Eminem’s music publisher is seeking billions of dollars in a lawsuit against Spotify. Christopher Polk/Getty Images for MTV Eminem’s music publisher is suing Spotify, claiming the streaming service infringed on the copyrights of hundreds of songs. The lawsuit also challenges the constitutionality of a landmark music licensing law.Music publisher Eight Mile Style, in a lawsuit filed Wednesday in Tennessee federal court, alleges that Spotify willfully committed an infringement by reproducing Eminem hits like Lose Yourself and “pretending” to have licenses. The complaint also claims Spotify violated the Music Modernization Act, a federal law passed in October that is designed to streamline the process for artists and songwriters compensated for streaming music.Despite not having proper licensing agreements, Spotify has streamed the music publisher’s compositions “billions of times” but “has not accounted to Eight Mile or paid Eight Mile for these streams but instead remitted random payments of some sort, which only purport to account for a fraction of those streams,” the lawsuit says.Central to the lawsuit is how Spotify allegedly categorized the music. The streaming service labeled Lose Yourself as “copyright control,” a designation for songs whose copyright owner is unknown. Eight Mile Style called Spotify’s assertion that it couldn’t locate the copyright holders of Lose Yourself — an Oscar-winning song from the 2002 hit movie 8 Mile — “absurd.””Spotify has not accounted to Eight Mile or paid Eight Mile for these streams but instead remitted random payments of some sort, which only purport to account for a fraction of those streams,” the complaint says.The lawsuit seeks statutory damages of $150,000 for each of the 243 compositions Spotify allegedly infringed — an award that could cost the streaming service more than $3 billion. It also seeks to disqualify Spotify from MMA limitation of damages and declare the federal law unconstitutional as it applies to Eight Mile Style’s allegations.This isn’t the first time Spotify has been accused of copyright infringement. In 2018, music publisher Wixen filed a $1.6 billion copyright lawsuit against Spotify, alleging the digital music platform had played music by Wixen artists such as Tom Petty, Neil Young and The Doors, without first obtaining proper licenses or compensating the publisher. That lawsuit was reportedly settled in December for an undisclosed sum. Spotify didn’t immediately respond to a request for comment.The lawsuit:Eight Mile Style v. Spotify by jonathan_skillings on Scribd Tags Spotify Eminem Share your voice Post a comment Digital Media Music 0
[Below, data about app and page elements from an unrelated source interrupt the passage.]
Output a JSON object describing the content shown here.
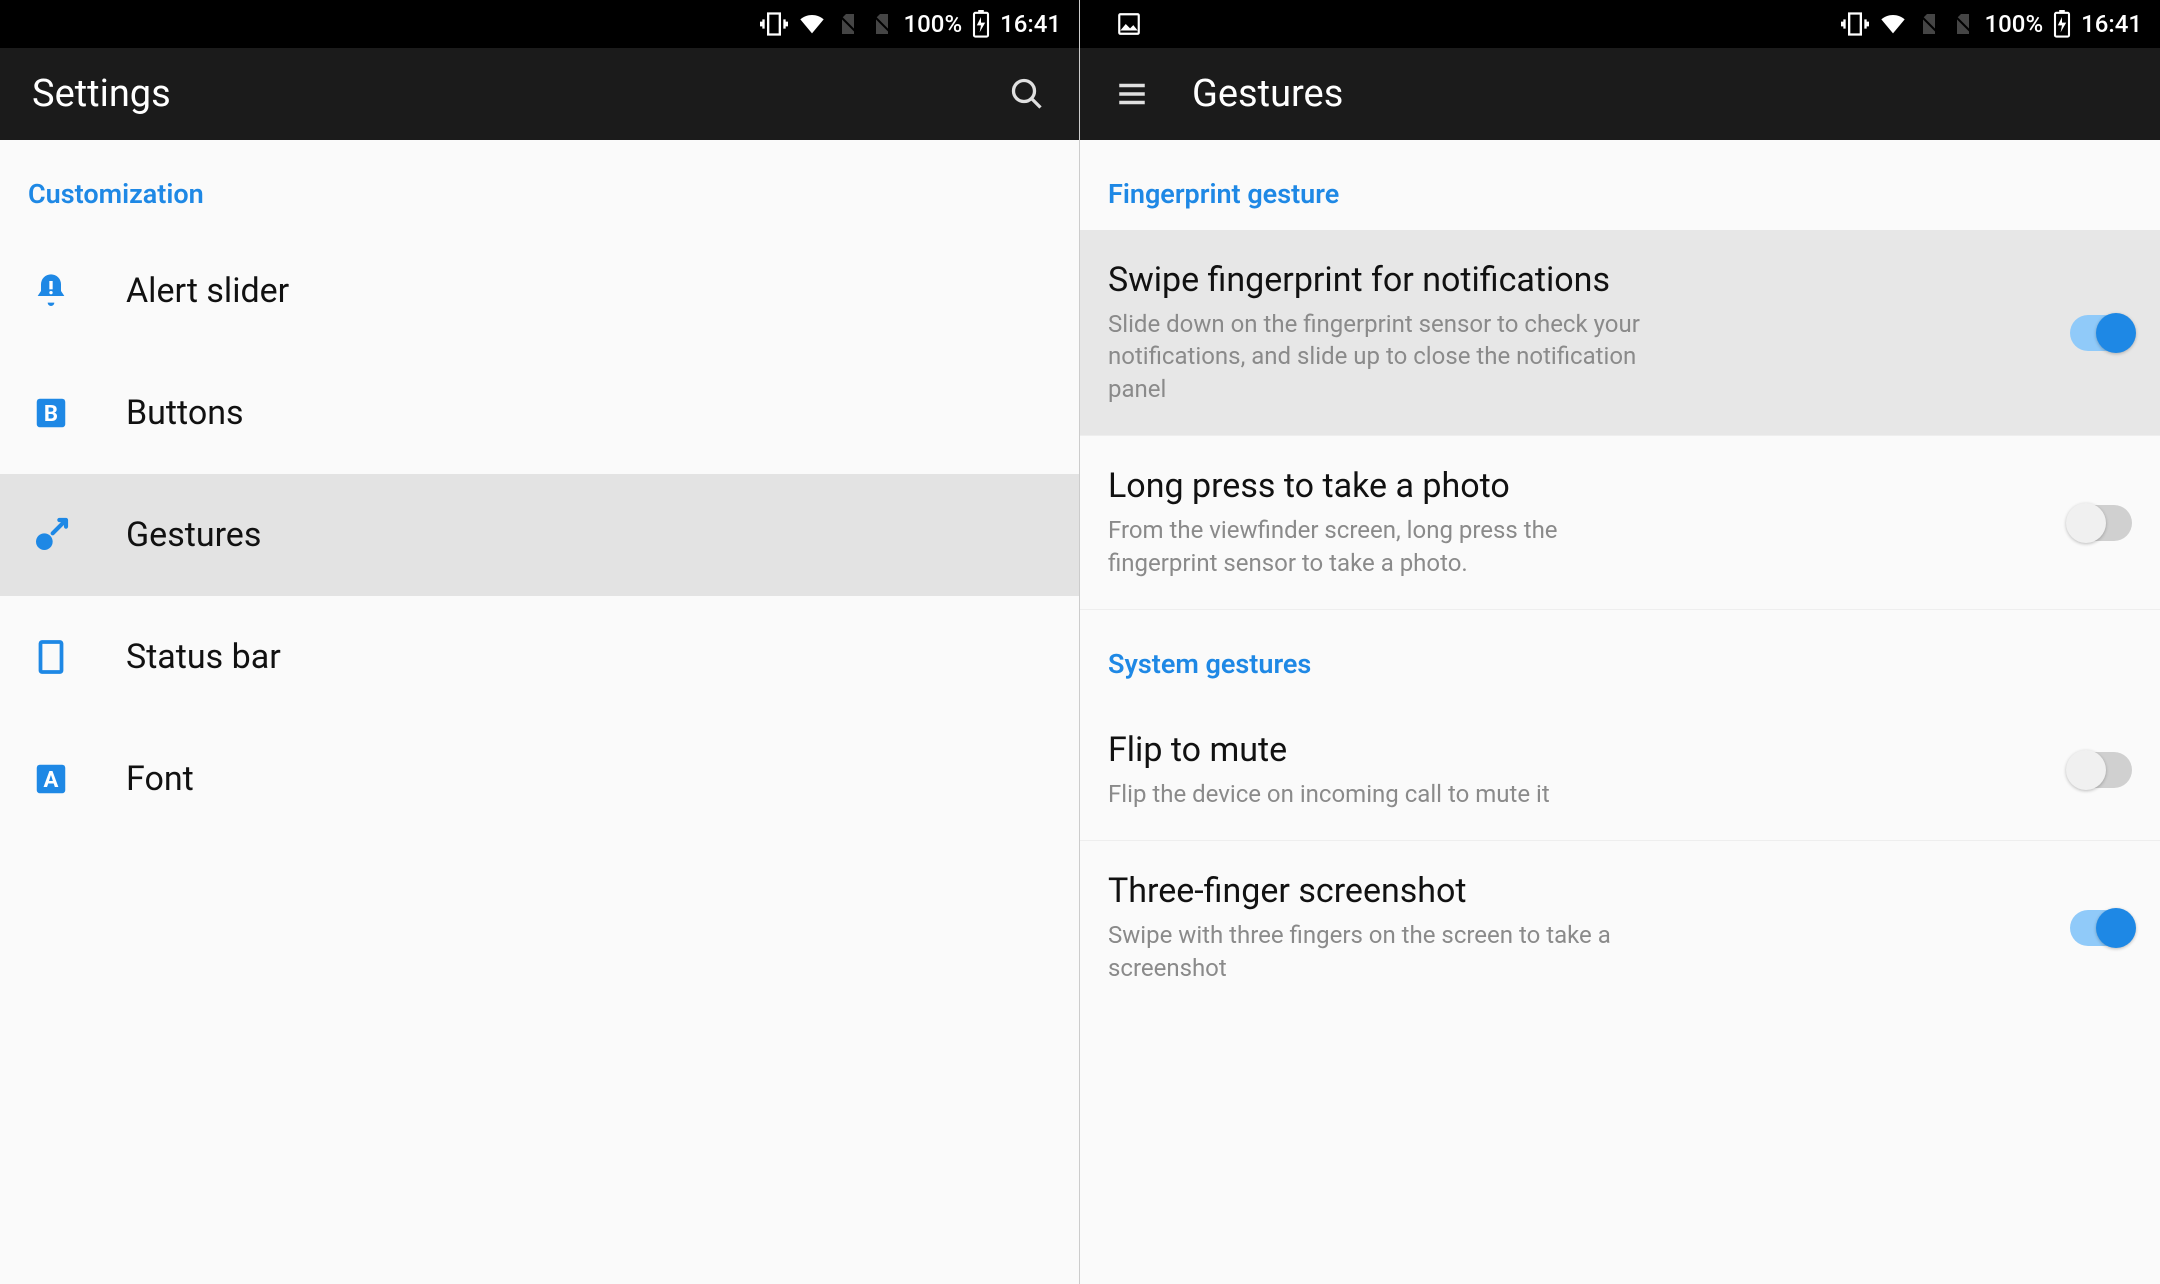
{
  "status": {
    "battery_pct": "100%",
    "time": "16:41"
  },
  "left": {
    "title": "Settings",
    "section": "Customization",
    "items": [
      {
        "label": "Alert slider"
      },
      {
        "label": "Buttons"
      },
      {
        "label": "Gestures"
      },
      {
        "label": "Status bar"
      },
      {
        "label": "Font"
      }
    ]
  },
  "right": {
    "title": "Gestures",
    "sections": [
      {
        "header": "Fingerprint gesture",
        "prefs": [
          {
            "title": "Swipe fingerprint for notifications",
            "sub": "Slide down on the fingerprint sensor to check your notifications, and slide up to close the notification panel",
            "on": true
          },
          {
            "title": "Long press to take a photo",
            "sub": "From the viewfinder screen, long press the fingerprint sensor to take a photo.",
            "on": false
          }
        ]
      },
      {
        "header": "System gestures",
        "prefs": [
          {
            "title": "Flip to mute",
            "sub": "Flip the device on incoming call to mute it",
            "on": false
          },
          {
            "title": "Three-finger screenshot",
            "sub": "Swipe with three fingers on the screen to take a screenshot",
            "on": true
          }
        ]
      }
    ]
  }
}
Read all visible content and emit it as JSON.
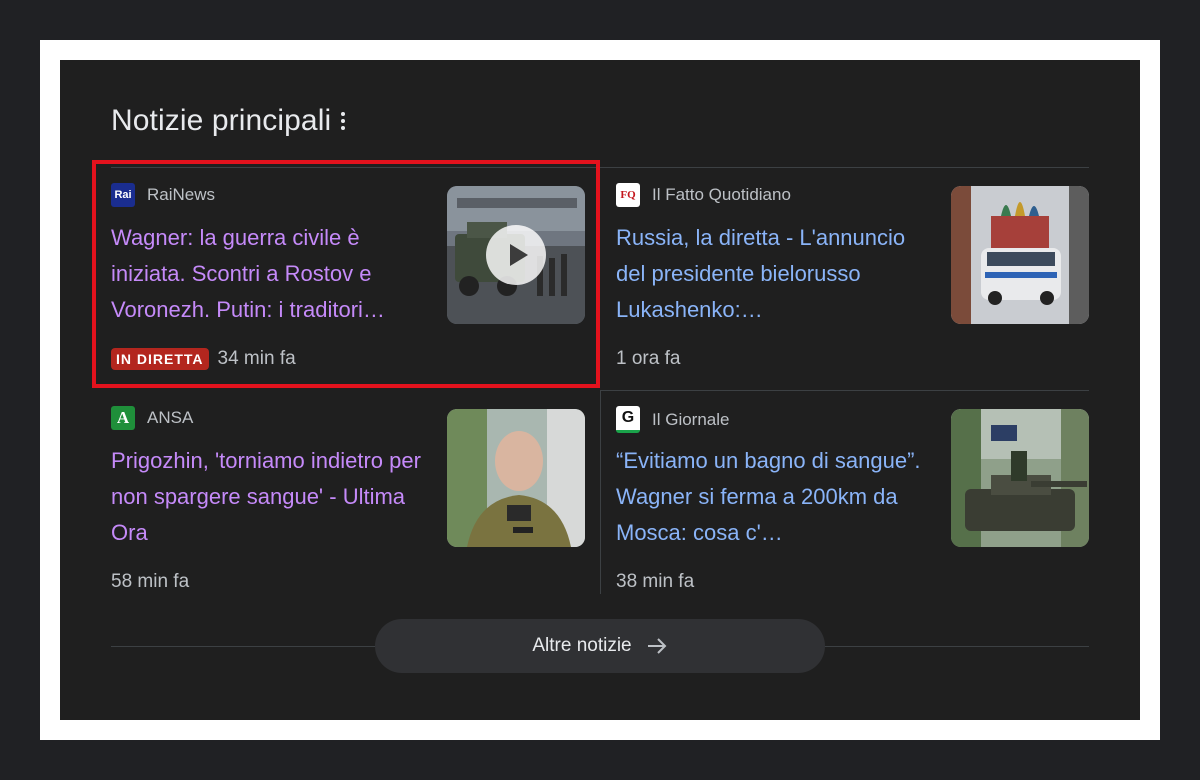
{
  "section": {
    "title": "Notizie principali"
  },
  "stories": [
    {
      "source": "RaiNews",
      "logo_text": "Rai",
      "title": "Wagner: la guerra civile è iniziata. Scontri a Rostov e Voronezh. Putin: i traditori…",
      "badge": "IN DIRETTA",
      "time": "34 min fa",
      "visited": true,
      "has_video": true
    },
    {
      "source": "Il Fatto Quotidiano",
      "logo_text": "FQ",
      "title": "Russia, la diretta - L'annuncio del presidente bielorusso Lukashenko:…",
      "time": "1 ora fa",
      "visited": false
    },
    {
      "source": "ANSA",
      "logo_text": "A",
      "title": "Prigozhin, 'torniamo indietro per non spargere sangue' - Ultima Ora",
      "time": "58 min fa",
      "visited": true
    },
    {
      "source": "Il Giornale",
      "logo_text": "G",
      "title": "“Evitiamo un bagno di sangue”. Wagner si ferma a 200km da Mosca: cosa c'…",
      "time": "38 min fa",
      "visited": false
    }
  ],
  "more_button": {
    "label": "Altre notizie"
  },
  "colors": {
    "visited_link": "#c58af9",
    "link": "#8ab4f8",
    "live_badge": "#b3261e",
    "highlight": "#e3121d"
  }
}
A collection of ten short stories – one both universal in canvas yet decidedly ethnic in fabric, ‘The sacred sorrow of sparrows’, authored by Siddharth Dasgupta and published by Niyogi Books examines the lives of an Afghan baker, a Parsi exile, a north Indian qawwali singer, and a Lebanese mystic, amongst several others. Traversing cities such as Lucknow, Puna, Bombay, Dubai, Tokyo, Istanbul and Isfahan, this collection dips into cities and places not often explored in novels and short-story collection narratives. Also Read – Add new books to your shelfThe book which was launched in the presence of poet and novelist Pervin Saket, filmmaker and screenwriter Shikha Makan and publisher of the book Trisha De Niyogi has an eclectic assortment of characters for readers to explore. During the launch, Pervin Saket shared her thoughts about the book as she found herself deeply immersed in the collection’s richly textured canvas of characters and cities. She noted, “There is a tone and cadence to Siddharth’s writing that is nothing short of hypnotic. The words refuse to let go. This poignant, evocative and poetic collection is one reader will find themselves revisiting often, on their own journeys through life and love.” Also Read – Over 2 hours screen time daily will make your kids impulsiveSimilar feelings were also shared by filmmaker Shikha Makan as she commented on how the stories inhabited a sensual collage of memory, nostalgia and love. She quoted, “There is a potent beauty to the writing. Even loss and longing have the power to heal in Siddharth’s hands. This is a definite read to reflect and absorb the beauty and complexities of our lives.”The author being asked on his literary motivations, he cited “Travel and the deep bliss of fresh horizons have acted as instigators to many of the stories, while the characters are an amalgamation of reality, fragments, and whispers”. Through ten stories and ten main protagonists, this book paints a portrait of the universal emotion that strikes the deepest and lingers the longest – sorrow. A nuanced narrative of the eternal human existence, this collection embraces light, laughter, hope, and that silently pulsating craving called love, delivering a communal meditation on mortal failings and human persistence. The stories traverse the length and breadth of the world picking up a train of melody from the sonorous sound of the Bosphorus to the resounding refrain of the Qawwali, from the quiet streets of Isfahan to a crowded city in Japan, from two lovers fraught with desire in Bombay to one man’s spiritual awakening in Lebanon.Each story, mired by the undercurrent of simple occurrences and profound epiphanies, also forms an unwitting part of a Sufi’s journey as he navigates the world in his mystic inquiry of the unknown.